Reading Material

I am extremely excited about this.  Thanks, AustenBlog, for the reminder! I wish I had time to read the whole issue right now, instead I shall link to it so I can easily find it again.

Persuasions, from what I have see of it before, is a fascinating examination of some of the most arcane Jane Austen topics imaginable (a great article about handwriting and writing materials proved immensely useful). It is intelligent without being academic and pretentious, a rare combination. At least in America.

Right now, in a little metafictional excursion,  I am reading By a Lady, by Amanda Elyot, a novel about time travel and Jane Austen.(!) This was quite harshly criticized by many Amazon readers, too harshly, I think.  I never pass final judgment on any book before finishing it, but I am finding it amusing, though more  Fanny Burney than Jane Austen. Picaresque and wacky, it is more fun to read than a lot of the Austen fan fiction out there.  Miss Elyot has done her research, though her exposition of it is sometimes clunky, not seamlessly integrated as you see, for instance, in the work of Tracy Chevalier.

The biggest problem I see is an unevenness of tone. That is so important, so hard to describe and so easy to get wrong.

Update and spoiler alert: There are two chapters in rapid succession devoted to steamy sex scenes! Not that there’s anything wrong with that, but I  have noticed that some readers hate sex scenes when they weren’t expecting them (and if they were expecting them, presumably would not read the book). One reviewer praised “Jane Austen Ruined My Life” precisely because it did not contain sex scenes, which to my mind seems a bit odd. I have nothing against them, per se, but it does seem to push willing suspension of disbelief to the breaking point to suppose that the heroine of the book would have unprotected (as well as mind-blowingly excellent) sex with the earl she had only recently met and become engaged (if somewhat informally) to. It just seems to pose too many practical problems, from birth control to chaperonage to spying servants. Also, she just happens to walk through a door in Bath and find herself in an elaborate sex club out of “Eyes Wide Shut”? Dens of vice were far from unknown in England of the time, but I would expect the door to be better policed.

This makes me realize: a narrative can contain many unrealistic elements but must somehow follow the rules it sets for itself.
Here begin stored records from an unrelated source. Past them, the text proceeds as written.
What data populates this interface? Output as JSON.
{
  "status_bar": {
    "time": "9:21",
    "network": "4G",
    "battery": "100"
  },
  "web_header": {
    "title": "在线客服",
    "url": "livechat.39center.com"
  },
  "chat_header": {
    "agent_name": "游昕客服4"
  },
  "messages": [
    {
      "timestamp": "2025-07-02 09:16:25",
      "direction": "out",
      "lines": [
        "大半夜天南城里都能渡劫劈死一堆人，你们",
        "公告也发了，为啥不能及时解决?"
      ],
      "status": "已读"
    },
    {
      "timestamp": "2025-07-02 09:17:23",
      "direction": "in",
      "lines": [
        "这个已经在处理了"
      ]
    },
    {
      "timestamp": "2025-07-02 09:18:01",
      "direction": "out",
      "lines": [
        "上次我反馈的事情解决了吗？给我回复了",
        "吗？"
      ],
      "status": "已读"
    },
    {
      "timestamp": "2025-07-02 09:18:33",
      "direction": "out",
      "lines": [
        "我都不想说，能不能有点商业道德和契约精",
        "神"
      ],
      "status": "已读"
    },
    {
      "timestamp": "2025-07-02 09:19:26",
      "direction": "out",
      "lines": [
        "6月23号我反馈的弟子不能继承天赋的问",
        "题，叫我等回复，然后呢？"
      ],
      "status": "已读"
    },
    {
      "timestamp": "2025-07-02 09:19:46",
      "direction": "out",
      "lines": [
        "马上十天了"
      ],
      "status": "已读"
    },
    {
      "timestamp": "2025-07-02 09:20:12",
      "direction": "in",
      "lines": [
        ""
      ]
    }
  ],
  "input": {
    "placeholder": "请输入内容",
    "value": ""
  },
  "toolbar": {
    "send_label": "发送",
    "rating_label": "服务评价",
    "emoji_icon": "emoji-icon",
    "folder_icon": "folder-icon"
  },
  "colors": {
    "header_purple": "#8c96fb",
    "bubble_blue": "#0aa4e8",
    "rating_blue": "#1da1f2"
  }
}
What those rules actually are becomes obvious only after the fact, when they are broken.  To take an example of a famous and unrealistic story — Alice in Wonderland. Alice falls down a rabbit hole and has a series of strange adventures involving talking animals, changes in her own body size, a baby that changes into a pig, a croquet game involving live animals, etc. What is the constant in all of this is Alice’s own response to: baffled, yet unfailingly polite by her own standards of politeness. She is the glue that holds all this together, along with Lewis Carroll’s deadpan tone.
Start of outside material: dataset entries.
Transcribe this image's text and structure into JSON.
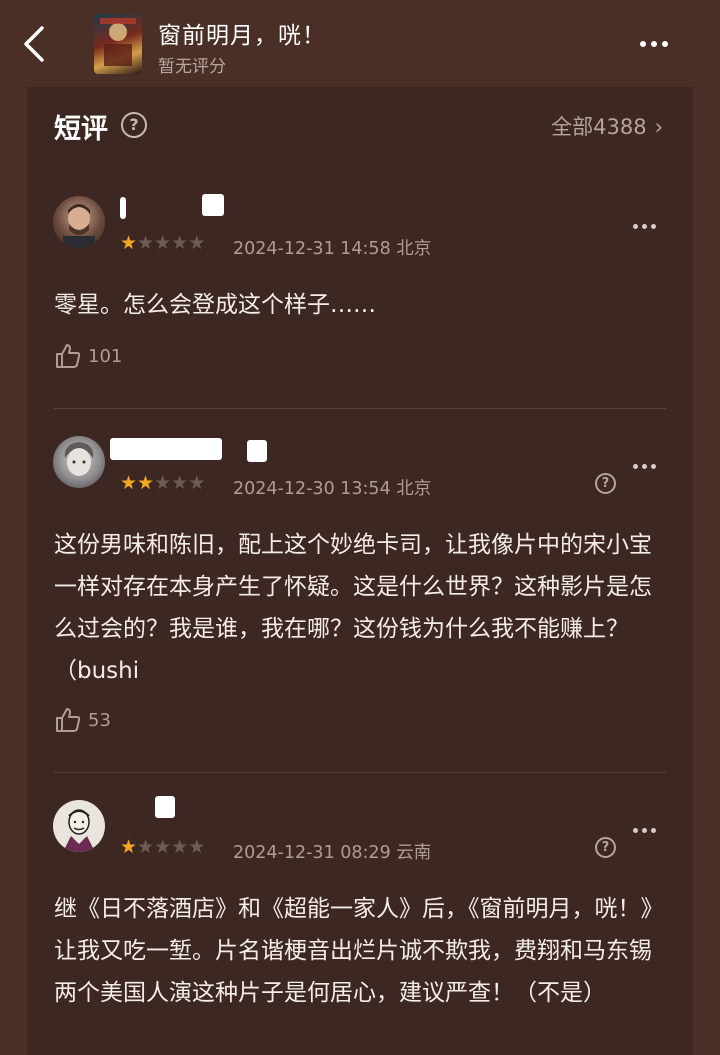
{
  "header": {
    "title": "窗前明月，咣！",
    "subtitle": "暂无评分"
  },
  "section": {
    "title": "短评",
    "help": "?",
    "all_label": "全部4388",
    "chevron": "›"
  },
  "reviews": [
    {
      "avatar": "avatar-photo-man",
      "rating": 1,
      "date": "2024-12-31 14:58",
      "location": "北京",
      "text": "零星。怎么会登成这个样子……",
      "likes": "101",
      "has_help": false
    },
    {
      "avatar": "avatar-photo-person",
      "rating": 2,
      "date": "2024-12-30 13:54",
      "location": "北京",
      "text": "这份男味和陈旧，配上这个妙绝卡司，让我像片中的宋小宝一样对存在本身产生了怀疑。这是什么世界？这种影片是怎么过会的？我是谁，我在哪？这份钱为什么我不能赚上？（bushi",
      "likes": "53",
      "has_help": true
    },
    {
      "avatar": "avatar-cartoon-man",
      "rating": 1,
      "date": "2024-12-31 08:29",
      "location": "云南",
      "text": "继《日不落酒店》和《超能一家人》后，《窗前明月，咣！》让我又吃一堑。片名谐梗音出烂片诚不欺我，费翔和马东锡两个美国人演这种片子是何居心，建议严查！（不是）",
      "likes": "",
      "has_help": true
    }
  ],
  "colors": {
    "background": "#4a2f26",
    "card": "#3c2723",
    "star_on": "#f5a623",
    "star_off": "#6d5b56"
  }
}
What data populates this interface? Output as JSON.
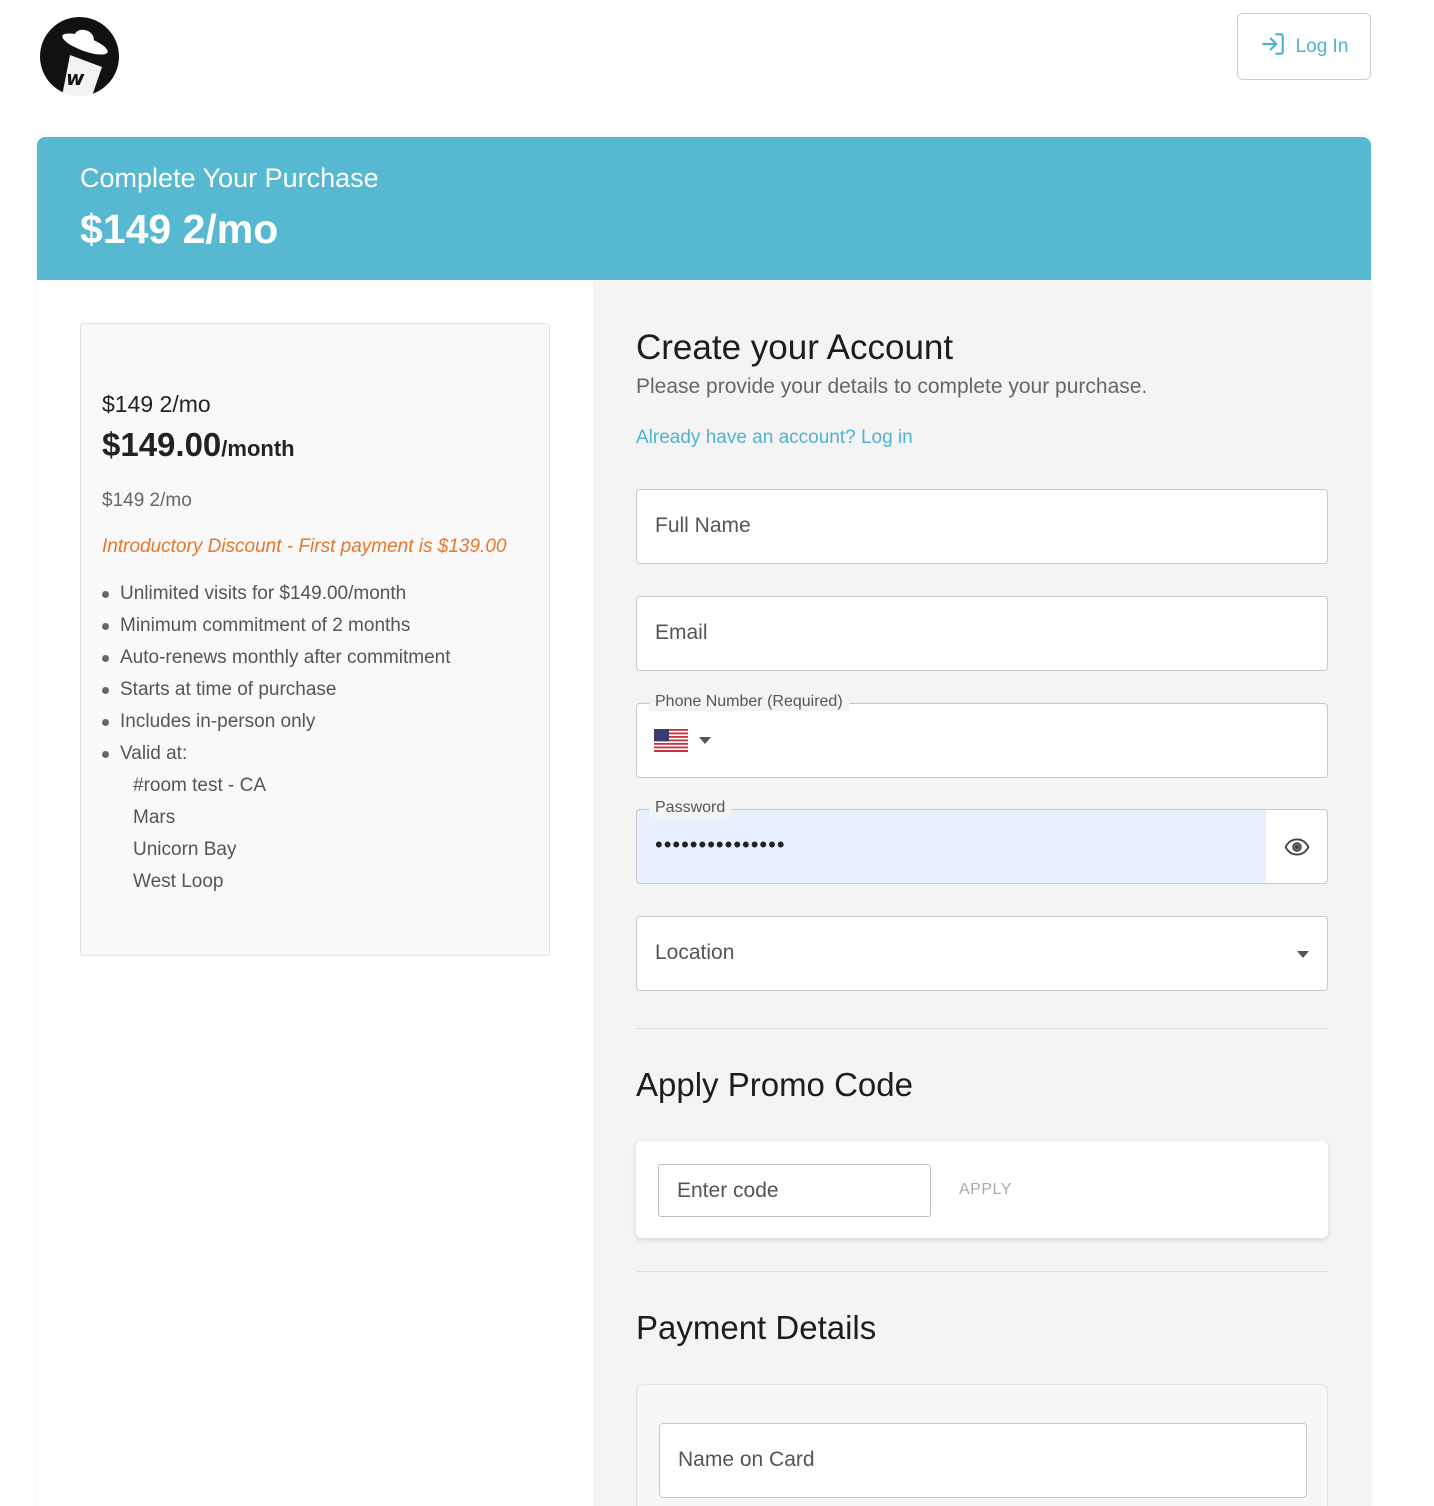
{
  "header": {
    "login_label": "Log In",
    "logo_letter": "w"
  },
  "banner": {
    "title": "Complete Your Purchase",
    "price": "$149 2/mo"
  },
  "plan": {
    "name": "$149 2/mo",
    "price_amount": "$149.00",
    "price_period": "/month",
    "sub_label": "$149 2/mo",
    "discount": "Introductory Discount - First payment is $139.00",
    "features": [
      "Unlimited visits for $149.00/month",
      "Minimum commitment of 2 months",
      "Auto-renews monthly after commitment",
      "Starts at time of purchase",
      "Includes in-person only",
      "Valid at:"
    ],
    "locations": [
      "#room test - CA",
      "Mars",
      "Unicorn Bay",
      "West Loop"
    ]
  },
  "account": {
    "title": "Create your Account",
    "subtitle": "Please provide your details to complete your purchase.",
    "login_link": "Already have an account? Log in",
    "full_name_placeholder": "Full Name",
    "email_placeholder": "Email",
    "phone_legend": "Phone Number (Required)",
    "password_legend": "Password",
    "password_value": "•••••••••••••••",
    "location_placeholder": "Location"
  },
  "promo": {
    "title": "Apply Promo Code",
    "input_placeholder": "Enter code",
    "apply_label": "APPLY"
  },
  "payment": {
    "title": "Payment Details",
    "name_on_card_placeholder": "Name on Card"
  },
  "colors": {
    "accent": "#57b8d2",
    "link": "#4fb3cf",
    "discount": "#e8762b",
    "autofill": "#e8f0fe"
  }
}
Along with the sex, Miss Elyot brings Jane Austen onstage. She solves the problem of what Jane Austen was like by putting into her mouth words that she actually wrote: choice epigrams lifted straight from the novels and letters. This is kind of funny; it turns Jane Austen into a sort of Regency-era Oscar Wilde, or a  Groucho Marx, perhaps a better analogy, because part of the charm of  Groucho is that no one ever seems to react as if he were saying anything odd. Similarly, Jane Austen makes one snarky remark after another, sotto voce, to the heroine she has just met, and her wit goes unremarked and unappreciated  (except by her cousin  the earl (!) the one who also happens to be having mind-blowingly excellent sex with the heroine). How handy!
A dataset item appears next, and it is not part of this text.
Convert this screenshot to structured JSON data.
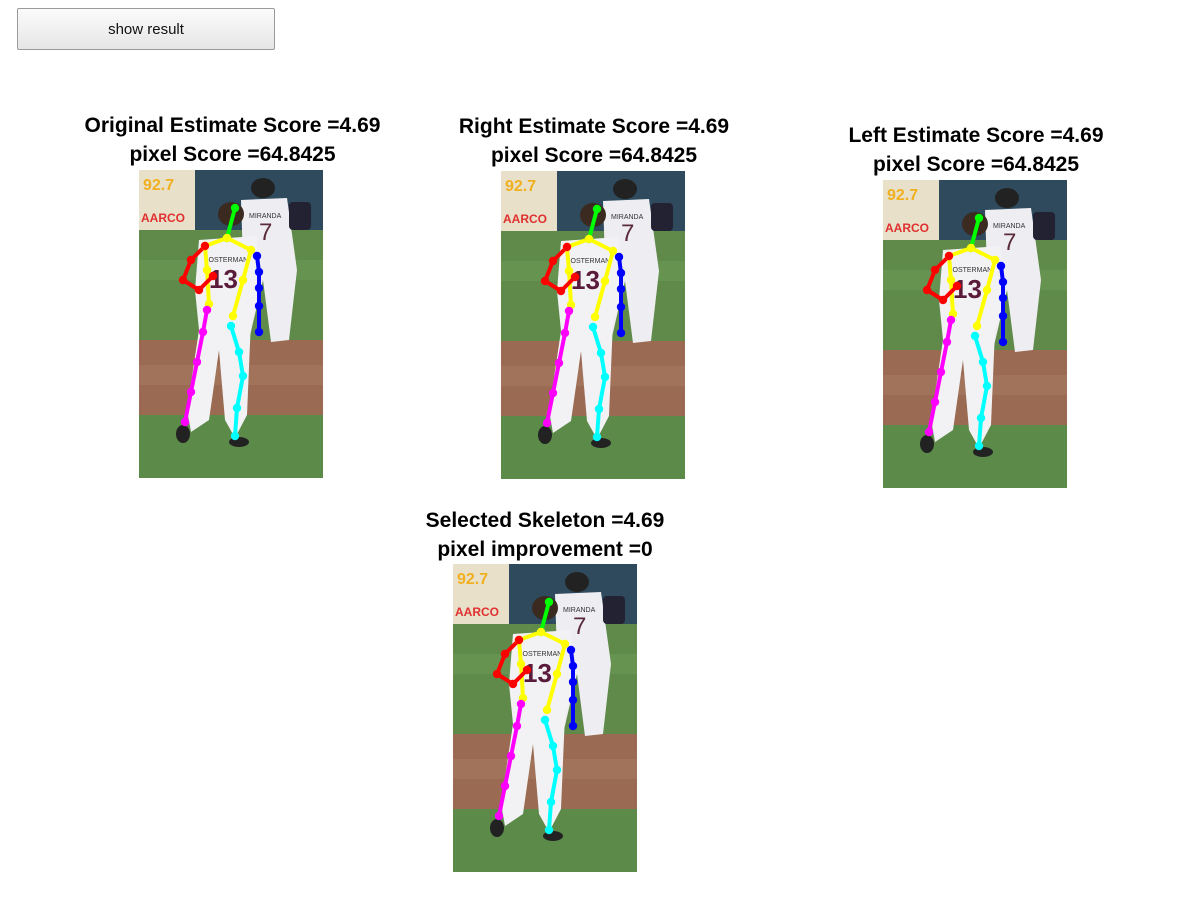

I guess that is the other major weakness with this book, which for all I am criticizing I also am kind of enjoying, if only out of a sense of fellowship. It takes the parts of 1801 that it wants and ignores the parts that don’t suit it. And I see, perhaps more than most readers, just how hard that is not to do.